To do:
Copy out, from the data, each line containing the string "freehand".

Stored data entries:
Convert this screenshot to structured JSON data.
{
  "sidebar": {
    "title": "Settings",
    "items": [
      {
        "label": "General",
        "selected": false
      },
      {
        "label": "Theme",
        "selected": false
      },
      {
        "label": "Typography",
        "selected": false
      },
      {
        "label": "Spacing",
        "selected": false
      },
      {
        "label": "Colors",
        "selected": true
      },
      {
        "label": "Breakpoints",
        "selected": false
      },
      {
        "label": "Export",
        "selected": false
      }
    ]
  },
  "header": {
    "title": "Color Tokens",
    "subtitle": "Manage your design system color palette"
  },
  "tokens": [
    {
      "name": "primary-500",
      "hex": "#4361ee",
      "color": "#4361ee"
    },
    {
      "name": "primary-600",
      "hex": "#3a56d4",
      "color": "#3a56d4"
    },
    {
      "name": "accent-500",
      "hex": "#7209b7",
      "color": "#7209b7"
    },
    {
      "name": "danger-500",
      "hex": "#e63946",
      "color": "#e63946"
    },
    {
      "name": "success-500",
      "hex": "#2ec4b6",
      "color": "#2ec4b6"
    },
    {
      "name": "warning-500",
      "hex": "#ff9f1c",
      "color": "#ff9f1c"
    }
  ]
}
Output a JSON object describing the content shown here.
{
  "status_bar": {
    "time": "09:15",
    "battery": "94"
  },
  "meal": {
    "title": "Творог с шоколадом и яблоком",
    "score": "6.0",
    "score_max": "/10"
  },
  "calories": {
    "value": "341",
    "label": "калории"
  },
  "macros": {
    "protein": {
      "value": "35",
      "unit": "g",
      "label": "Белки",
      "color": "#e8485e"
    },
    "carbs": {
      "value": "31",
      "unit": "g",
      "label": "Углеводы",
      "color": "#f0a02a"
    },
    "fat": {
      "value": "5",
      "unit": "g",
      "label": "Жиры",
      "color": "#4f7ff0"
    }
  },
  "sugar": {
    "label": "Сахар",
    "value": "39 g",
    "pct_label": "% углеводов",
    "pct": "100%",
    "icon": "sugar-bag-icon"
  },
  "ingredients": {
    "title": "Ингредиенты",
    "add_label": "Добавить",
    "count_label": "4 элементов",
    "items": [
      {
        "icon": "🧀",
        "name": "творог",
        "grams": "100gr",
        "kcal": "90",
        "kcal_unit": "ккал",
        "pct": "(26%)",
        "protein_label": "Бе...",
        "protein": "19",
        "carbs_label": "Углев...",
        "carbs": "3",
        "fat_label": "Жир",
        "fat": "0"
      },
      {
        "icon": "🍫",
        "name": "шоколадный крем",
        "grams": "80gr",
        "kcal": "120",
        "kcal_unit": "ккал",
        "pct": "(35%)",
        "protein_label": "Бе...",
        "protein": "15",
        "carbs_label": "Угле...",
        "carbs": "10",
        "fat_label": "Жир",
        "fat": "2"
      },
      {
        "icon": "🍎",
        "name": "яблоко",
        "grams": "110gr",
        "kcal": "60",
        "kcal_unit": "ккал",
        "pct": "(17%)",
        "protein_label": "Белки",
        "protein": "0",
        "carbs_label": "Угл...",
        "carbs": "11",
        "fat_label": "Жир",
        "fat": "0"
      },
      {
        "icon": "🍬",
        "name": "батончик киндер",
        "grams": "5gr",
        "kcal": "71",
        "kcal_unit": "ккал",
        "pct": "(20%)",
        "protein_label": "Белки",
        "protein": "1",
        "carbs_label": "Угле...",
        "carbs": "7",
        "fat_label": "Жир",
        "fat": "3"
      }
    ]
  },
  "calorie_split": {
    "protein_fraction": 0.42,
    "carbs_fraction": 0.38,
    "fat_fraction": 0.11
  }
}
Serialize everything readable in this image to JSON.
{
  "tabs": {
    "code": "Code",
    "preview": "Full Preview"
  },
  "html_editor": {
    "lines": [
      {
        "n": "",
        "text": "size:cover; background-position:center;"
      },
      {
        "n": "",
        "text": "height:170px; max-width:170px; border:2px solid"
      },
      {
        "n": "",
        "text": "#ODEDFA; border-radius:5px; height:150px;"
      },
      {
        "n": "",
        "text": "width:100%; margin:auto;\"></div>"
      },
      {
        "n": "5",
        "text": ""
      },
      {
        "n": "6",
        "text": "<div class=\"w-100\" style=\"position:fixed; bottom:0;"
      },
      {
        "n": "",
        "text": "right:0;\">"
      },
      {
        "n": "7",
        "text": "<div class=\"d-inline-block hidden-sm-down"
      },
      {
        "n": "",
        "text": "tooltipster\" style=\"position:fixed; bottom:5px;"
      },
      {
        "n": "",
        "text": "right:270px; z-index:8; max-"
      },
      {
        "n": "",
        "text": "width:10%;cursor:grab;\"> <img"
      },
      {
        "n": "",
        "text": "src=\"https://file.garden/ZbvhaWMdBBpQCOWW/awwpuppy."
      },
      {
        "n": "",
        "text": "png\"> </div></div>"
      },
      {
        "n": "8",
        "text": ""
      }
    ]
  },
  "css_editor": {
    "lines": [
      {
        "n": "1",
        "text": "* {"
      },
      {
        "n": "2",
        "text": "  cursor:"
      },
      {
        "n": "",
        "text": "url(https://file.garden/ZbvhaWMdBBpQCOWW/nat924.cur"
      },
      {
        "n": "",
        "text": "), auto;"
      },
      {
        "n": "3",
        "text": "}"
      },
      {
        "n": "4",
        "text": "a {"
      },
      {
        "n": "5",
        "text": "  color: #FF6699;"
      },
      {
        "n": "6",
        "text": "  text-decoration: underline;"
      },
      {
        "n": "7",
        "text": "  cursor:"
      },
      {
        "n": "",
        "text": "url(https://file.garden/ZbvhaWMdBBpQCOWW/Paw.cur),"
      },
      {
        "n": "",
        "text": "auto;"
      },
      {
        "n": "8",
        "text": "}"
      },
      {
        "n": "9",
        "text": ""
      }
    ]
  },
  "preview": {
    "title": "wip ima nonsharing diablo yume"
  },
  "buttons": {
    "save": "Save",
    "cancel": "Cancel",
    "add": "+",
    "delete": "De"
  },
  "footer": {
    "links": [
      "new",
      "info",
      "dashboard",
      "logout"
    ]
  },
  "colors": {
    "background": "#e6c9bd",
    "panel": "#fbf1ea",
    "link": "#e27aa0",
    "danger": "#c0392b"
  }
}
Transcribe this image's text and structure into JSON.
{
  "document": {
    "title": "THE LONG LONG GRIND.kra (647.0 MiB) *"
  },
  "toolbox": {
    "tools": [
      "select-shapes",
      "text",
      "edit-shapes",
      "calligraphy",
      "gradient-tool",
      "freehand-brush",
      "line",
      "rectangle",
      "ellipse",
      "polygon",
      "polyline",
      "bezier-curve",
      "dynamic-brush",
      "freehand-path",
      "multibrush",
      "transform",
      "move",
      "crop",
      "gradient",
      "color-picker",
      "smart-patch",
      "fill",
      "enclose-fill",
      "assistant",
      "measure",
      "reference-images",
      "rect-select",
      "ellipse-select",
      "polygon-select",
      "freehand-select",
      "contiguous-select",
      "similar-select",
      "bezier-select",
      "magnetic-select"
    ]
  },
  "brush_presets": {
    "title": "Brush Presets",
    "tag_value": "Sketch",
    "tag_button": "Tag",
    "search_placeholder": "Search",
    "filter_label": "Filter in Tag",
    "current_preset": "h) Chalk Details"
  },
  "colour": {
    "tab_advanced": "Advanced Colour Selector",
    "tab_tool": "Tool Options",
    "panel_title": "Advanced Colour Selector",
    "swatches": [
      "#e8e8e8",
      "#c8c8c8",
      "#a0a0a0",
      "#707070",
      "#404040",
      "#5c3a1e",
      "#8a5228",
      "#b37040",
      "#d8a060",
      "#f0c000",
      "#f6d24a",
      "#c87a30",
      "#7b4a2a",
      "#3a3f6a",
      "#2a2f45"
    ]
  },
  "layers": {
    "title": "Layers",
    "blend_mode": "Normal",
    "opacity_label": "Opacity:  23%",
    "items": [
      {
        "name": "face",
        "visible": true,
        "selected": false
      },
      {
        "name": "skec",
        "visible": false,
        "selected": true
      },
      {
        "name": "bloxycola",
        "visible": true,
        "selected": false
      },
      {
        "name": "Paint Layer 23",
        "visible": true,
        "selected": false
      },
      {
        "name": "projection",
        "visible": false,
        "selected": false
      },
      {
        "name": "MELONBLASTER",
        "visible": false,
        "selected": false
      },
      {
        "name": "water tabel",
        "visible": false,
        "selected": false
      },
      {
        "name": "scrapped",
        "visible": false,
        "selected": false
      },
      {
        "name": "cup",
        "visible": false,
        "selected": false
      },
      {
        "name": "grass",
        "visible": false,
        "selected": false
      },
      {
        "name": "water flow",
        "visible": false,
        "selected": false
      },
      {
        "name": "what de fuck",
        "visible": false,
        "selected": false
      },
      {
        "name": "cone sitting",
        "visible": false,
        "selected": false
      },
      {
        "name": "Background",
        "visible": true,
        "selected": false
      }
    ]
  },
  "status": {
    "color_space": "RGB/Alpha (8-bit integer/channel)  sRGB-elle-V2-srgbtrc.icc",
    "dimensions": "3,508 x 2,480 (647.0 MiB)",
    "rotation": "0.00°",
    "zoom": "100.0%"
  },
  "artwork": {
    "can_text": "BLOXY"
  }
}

Expected answer:
      "freehand-brush",
      "freehand-path",
      "freehand-select",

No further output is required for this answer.